BEGIN Source material

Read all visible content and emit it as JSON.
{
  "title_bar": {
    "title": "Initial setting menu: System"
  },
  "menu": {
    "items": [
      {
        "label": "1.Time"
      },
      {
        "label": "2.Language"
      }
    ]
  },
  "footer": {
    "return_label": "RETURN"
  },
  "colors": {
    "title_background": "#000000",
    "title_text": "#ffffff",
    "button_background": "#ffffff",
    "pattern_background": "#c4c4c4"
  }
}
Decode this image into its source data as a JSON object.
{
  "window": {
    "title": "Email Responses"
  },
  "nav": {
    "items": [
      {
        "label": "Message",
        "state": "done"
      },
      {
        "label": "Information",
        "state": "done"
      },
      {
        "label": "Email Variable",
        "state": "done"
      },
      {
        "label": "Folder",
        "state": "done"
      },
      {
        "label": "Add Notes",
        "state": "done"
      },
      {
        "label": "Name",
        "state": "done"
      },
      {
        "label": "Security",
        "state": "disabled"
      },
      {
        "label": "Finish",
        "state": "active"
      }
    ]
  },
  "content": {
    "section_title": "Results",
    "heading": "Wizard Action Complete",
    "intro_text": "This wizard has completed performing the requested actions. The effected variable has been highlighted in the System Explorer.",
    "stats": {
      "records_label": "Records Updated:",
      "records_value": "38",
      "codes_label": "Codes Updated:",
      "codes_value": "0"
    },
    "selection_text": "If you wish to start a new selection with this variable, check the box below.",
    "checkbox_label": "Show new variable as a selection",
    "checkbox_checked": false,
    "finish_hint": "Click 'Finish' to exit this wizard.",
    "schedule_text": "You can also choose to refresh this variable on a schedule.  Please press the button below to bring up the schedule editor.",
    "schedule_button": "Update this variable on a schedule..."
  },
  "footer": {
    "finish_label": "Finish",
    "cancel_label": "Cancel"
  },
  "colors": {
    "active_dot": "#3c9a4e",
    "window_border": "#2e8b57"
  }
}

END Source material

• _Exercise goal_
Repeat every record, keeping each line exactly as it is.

• _Problem solution_
Read all visible content and emit it as JSON.
{
  "title_bar": {
    "title": "Initial setting menu: System"
  },
  "menu": {
    "items": [
      {
        "label": "1.Time"
      },
      {
        "label": "2.Language"
      }
    ]
  },
  "footer": {
    "return_label": "RETURN"
  },
  "colors": {
    "title_background": "#000000",
    "title_text": "#ffffff",
    "button_background": "#ffffff",
    "pattern_background": "#c4c4c4"
  }
}
Decode this image into its source data as a JSON object.
{
  "window": {
    "title": "Email Responses"
  },
  "nav": {
    "items": [
      {
        "label": "Message",
        "state": "done"
      },
      {
        "label": "Information",
        "state": "done"
      },
      {
        "label": "Email Variable",
        "state": "done"
      },
      {
        "label": "Folder",
        "state": "done"
      },
      {
        "label": "Add Notes",
        "state": "done"
      },
      {
        "label": "Name",
        "state": "done"
      },
      {
        "label": "Security",
        "state": "disabled"
      },
      {
        "label": "Finish",
        "state": "active"
      }
    ]
  },
  "content": {
    "section_title": "Results",
    "heading": "Wizard Action Complete",
    "intro_text": "This wizard has completed performing the requested actions. The effected variable has been highlighted in the System Explorer.",
    "stats": {
      "records_label": "Records Updated:",
      "records_value": "38",
      "codes_label": "Codes Updated:",
      "codes_value": "0"
    },
    "selection_text": "If you wish to start a new selection with this variable, check the box below.",
    "checkbox_label": "Show new variable as a selection",
    "checkbox_checked": false,
    "finish_hint": "Click 'Finish' to exit this wizard.",
    "schedule_text": "You can also choose to refresh this variable on a schedule.  Please press the button below to bring up the schedule editor.",
    "schedule_button": "Update this variable on a schedule..."
  },
  "footer": {
    "finish_label": "Finish",
    "cancel_label": "Cancel"
  },
  "colors": {
    "active_dot": "#3c9a4e",
    "window_border": "#2e8b57"
  }
}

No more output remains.